As much as you want to make relationships work, and it makes you sad to have to distance yourself from people, your priority needs to be to protect yourself and your children. If you come away from every family gathering seething with rage and feeling crushed about how you were treated, you need to protect yourself from that. If your children don't seem happy when they are around this individual, or you don't feel that they are safe around a certain person, then you need to protect them from that.
It doesn't mean that you don't go to the family gathering at all, but perhaps there's a way to maintain some physical distance from this person. It's not easy, and you'll likely still come away feeling exhausted by it all, but hopefully you can enjoy seeing other relatives and keep yourself away from them.
2 Don't Make Your Spouse Choose
Whatever you do, try to avoid making your spouse choose between you and their family. This puts them in a very difficult and painful spot, and regardless of how you feel about your in-laws, they are still his family. Making them choose between you creates additional tension in a situation that is likely already rather fragile.
Let your partner know that you have reached your limit with this particular family member, and that you are no longer willing to subject yourself to them. But don't make your partner choose, they need to reach that decision on their own. Tell them that they are free to see that person and have whatever relationship they want with them, but that you have the right to make your own choices too.
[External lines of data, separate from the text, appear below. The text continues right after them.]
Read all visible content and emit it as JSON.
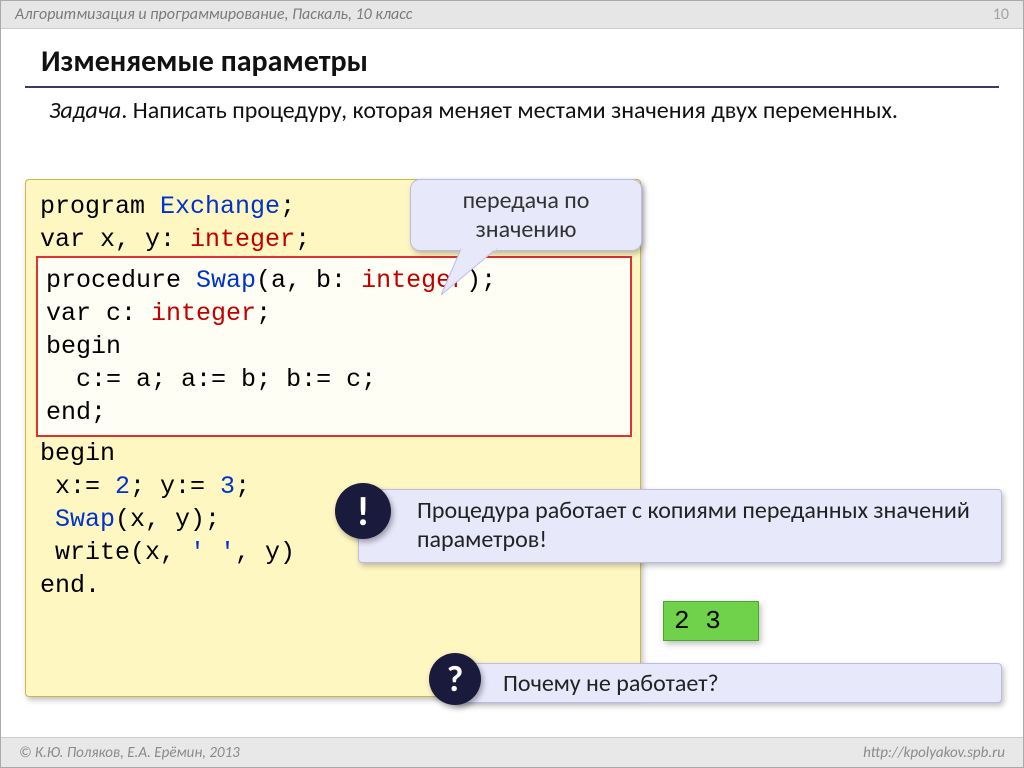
{
  "header": {
    "course": "Алгоритмизация и программирование, Паскаль, 10 класс",
    "page": "10"
  },
  "title": "Изменяемые параметры",
  "task": {
    "label": "Задача",
    "text": ". Написать процедуру, которая меняет местами значения двух переменных."
  },
  "callout": "передача по значению",
  "code": {
    "l1a": "program ",
    "l1b": "Exchange",
    "l1c": ";",
    "l2a": "var x, y: ",
    "l2b": "integer",
    "l2c": ";",
    "l3a": "procedure ",
    "l3b": "Swap",
    "l3c": "(a, b: ",
    "l3d": "integer",
    "l3e": ");",
    "l4a": "var c: ",
    "l4b": "integer",
    "l4c": ";",
    "l5": "begin",
    "l6a": "  c:= ",
    "l6b": "a",
    "l6c": "; a:= ",
    "l6d": "b",
    "l6e": "; b:= ",
    "l6f": "c",
    "l6g": ";",
    "l7": "end;",
    "l8": "begin",
    "l9a": " x:= ",
    "l9b": "2",
    "l9c": "; y:= ",
    "l9d": "3",
    "l9e": ";",
    "l10a": " ",
    "l10b": "Swap",
    "l10c": "(x, y);",
    "l11a": " write(x, ",
    "l11b": "' '",
    "l11c": ", y)",
    "l12": "end."
  },
  "note1": {
    "badge": "!",
    "text": "Процедура работает с копиями переданных значений параметров!"
  },
  "result": "2 3",
  "note2": {
    "badge": "?",
    "text": "Почему не работает?"
  },
  "footer": {
    "copyright": "© К.Ю. Поляков, Е.А. Ерёмин, 2013",
    "url": "http://kpolyakov.spb.ru"
  }
}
1 Walk Away From The Toxicity
Sometimes, at the end of the day, all you can do is cut your losses and walk away. Perhaps this means that you and your spouse walk away from the toxic relationship, or perhaps it is just you who walks away. Whatever the situation, take comfort in knowing that you've done all you could to make it work.
Hopefully, your partner will be supportive of your decision, even if they haven't reached the same conclusion yet. Either way, your mental health and well-being is far more important that keeping a toxic relationship in your life, simply because it's family. Blood isn't always thicker than water, and sometimes you need to do what's best for yourself and for your family.